It's a great ride from start to finish mainly because it's a pretty love story, between two fit gay guys. That would be enough in itself but there's also lots of funny jokes scattered across the film. My favourite involves a scene where Christian has just picked up his latest one night stand. In Christians search for a deeper meaning since meeting Aaron, Christian asks for something a little different than usual from his pick up and gets a very funny response.
Another good moment is the elucidating confrontation between Aaron and his religious nut case mother. This is the most intense part of the film.
As the movie moves towards the end, the strands of the story come together satisfyingly well.
And if you're not moved by the end, well, you missed something great.
A rightful success.
on 9 April 2013
For a start,if you're (sadly)homophobic,don't watch. This story/film shows just how strong someone can be ... 2 men from different walks of life,..both Gay (1 openly and the other so far back in the closet he's left footprints in the snow in Narnia)....the "methods" of making his "straight" are horrendous ...there are some hilarious moments in this too,..high camp,yet soberingly upsetting. One of the best films I've seen in a long time ....takes some beating.
It's well written - the writer/director wrote the script for Resee Whitherspoon's "Sweet Home Alabama" - well acted and has a soul to it. True, in essence it is a typical romantic comedy but I actually cared for these characters and what would happen to them. And isn't it what's important? And as a bonus, it has Jacqueline Bisset in a small part, looking as beautiful as ever.

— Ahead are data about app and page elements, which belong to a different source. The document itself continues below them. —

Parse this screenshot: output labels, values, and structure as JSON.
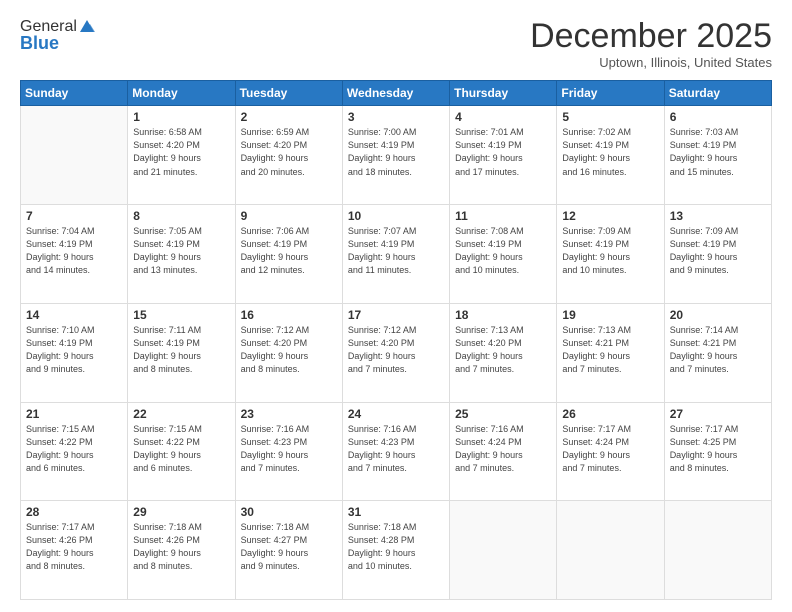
{
  "header": {
    "logo_general": "General",
    "logo_blue": "Blue",
    "month_title": "December 2025",
    "location": "Uptown, Illinois, United States"
  },
  "weekdays": [
    "Sunday",
    "Monday",
    "Tuesday",
    "Wednesday",
    "Thursday",
    "Friday",
    "Saturday"
  ],
  "weeks": [
    [
      {
        "day": "",
        "info": ""
      },
      {
        "day": "1",
        "info": "Sunrise: 6:58 AM\nSunset: 4:20 PM\nDaylight: 9 hours\nand 21 minutes."
      },
      {
        "day": "2",
        "info": "Sunrise: 6:59 AM\nSunset: 4:20 PM\nDaylight: 9 hours\nand 20 minutes."
      },
      {
        "day": "3",
        "info": "Sunrise: 7:00 AM\nSunset: 4:19 PM\nDaylight: 9 hours\nand 18 minutes."
      },
      {
        "day": "4",
        "info": "Sunrise: 7:01 AM\nSunset: 4:19 PM\nDaylight: 9 hours\nand 17 minutes."
      },
      {
        "day": "5",
        "info": "Sunrise: 7:02 AM\nSunset: 4:19 PM\nDaylight: 9 hours\nand 16 minutes."
      },
      {
        "day": "6",
        "info": "Sunrise: 7:03 AM\nSunset: 4:19 PM\nDaylight: 9 hours\nand 15 minutes."
      }
    ],
    [
      {
        "day": "7",
        "info": "Sunrise: 7:04 AM\nSunset: 4:19 PM\nDaylight: 9 hours\nand 14 minutes."
      },
      {
        "day": "8",
        "info": "Sunrise: 7:05 AM\nSunset: 4:19 PM\nDaylight: 9 hours\nand 13 minutes."
      },
      {
        "day": "9",
        "info": "Sunrise: 7:06 AM\nSunset: 4:19 PM\nDaylight: 9 hours\nand 12 minutes."
      },
      {
        "day": "10",
        "info": "Sunrise: 7:07 AM\nSunset: 4:19 PM\nDaylight: 9 hours\nand 11 minutes."
      },
      {
        "day": "11",
        "info": "Sunrise: 7:08 AM\nSunset: 4:19 PM\nDaylight: 9 hours\nand 10 minutes."
      },
      {
        "day": "12",
        "info": "Sunrise: 7:09 AM\nSunset: 4:19 PM\nDaylight: 9 hours\nand 10 minutes."
      },
      {
        "day": "13",
        "info": "Sunrise: 7:09 AM\nSunset: 4:19 PM\nDaylight: 9 hours\nand 9 minutes."
      }
    ],
    [
      {
        "day": "14",
        "info": "Sunrise: 7:10 AM\nSunset: 4:19 PM\nDaylight: 9 hours\nand 9 minutes."
      },
      {
        "day": "15",
        "info": "Sunrise: 7:11 AM\nSunset: 4:19 PM\nDaylight: 9 hours\nand 8 minutes."
      },
      {
        "day": "16",
        "info": "Sunrise: 7:12 AM\nSunset: 4:20 PM\nDaylight: 9 hours\nand 8 minutes."
      },
      {
        "day": "17",
        "info": "Sunrise: 7:12 AM\nSunset: 4:20 PM\nDaylight: 9 hours\nand 7 minutes."
      },
      {
        "day": "18",
        "info": "Sunrise: 7:13 AM\nSunset: 4:20 PM\nDaylight: 9 hours\nand 7 minutes."
      },
      {
        "day": "19",
        "info": "Sunrise: 7:13 AM\nSunset: 4:21 PM\nDaylight: 9 hours\nand 7 minutes."
      },
      {
        "day": "20",
        "info": "Sunrise: 7:14 AM\nSunset: 4:21 PM\nDaylight: 9 hours\nand 7 minutes."
      }
    ],
    [
      {
        "day": "21",
        "info": "Sunrise: 7:15 AM\nSunset: 4:22 PM\nDaylight: 9 hours\nand 6 minutes."
      },
      {
        "day": "22",
        "info": "Sunrise: 7:15 AM\nSunset: 4:22 PM\nDaylight: 9 hours\nand 6 minutes."
      },
      {
        "day": "23",
        "info": "Sunrise: 7:16 AM\nSunset: 4:23 PM\nDaylight: 9 hours\nand 7 minutes."
      },
      {
        "day": "24",
        "info": "Sunrise: 7:16 AM\nSunset: 4:23 PM\nDaylight: 9 hours\nand 7 minutes."
      },
      {
        "day": "25",
        "info": "Sunrise: 7:16 AM\nSunset: 4:24 PM\nDaylight: 9 hours\nand 7 minutes."
      },
      {
        "day": "26",
        "info": "Sunrise: 7:17 AM\nSunset: 4:24 PM\nDaylight: 9 hours\nand 7 minutes."
      },
      {
        "day": "27",
        "info": "Sunrise: 7:17 AM\nSunset: 4:25 PM\nDaylight: 9 hours\nand 8 minutes."
      }
    ],
    [
      {
        "day": "28",
        "info": "Sunrise: 7:17 AM\nSunset: 4:26 PM\nDaylight: 9 hours\nand 8 minutes."
      },
      {
        "day": "29",
        "info": "Sunrise: 7:18 AM\nSunset: 4:26 PM\nDaylight: 9 hours\nand 8 minutes."
      },
      {
        "day": "30",
        "info": "Sunrise: 7:18 AM\nSunset: 4:27 PM\nDaylight: 9 hours\nand 9 minutes."
      },
      {
        "day": "31",
        "info": "Sunrise: 7:18 AM\nSunset: 4:28 PM\nDaylight: 9 hours\nand 10 minutes."
      },
      {
        "day": "",
        "info": ""
      },
      {
        "day": "",
        "info": ""
      },
      {
        "day": "",
        "info": ""
      }
    ]
  ]
}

In the end, it's a good film, which I very much enjoyed. Recommended for a date/night-in and there aren't that many of these on the boy-meets-boy variety. The DVD offers a quite nice selection of extras which include a commentary by the writer/director and the two stars, deleted scenes, a making-of and the trailer.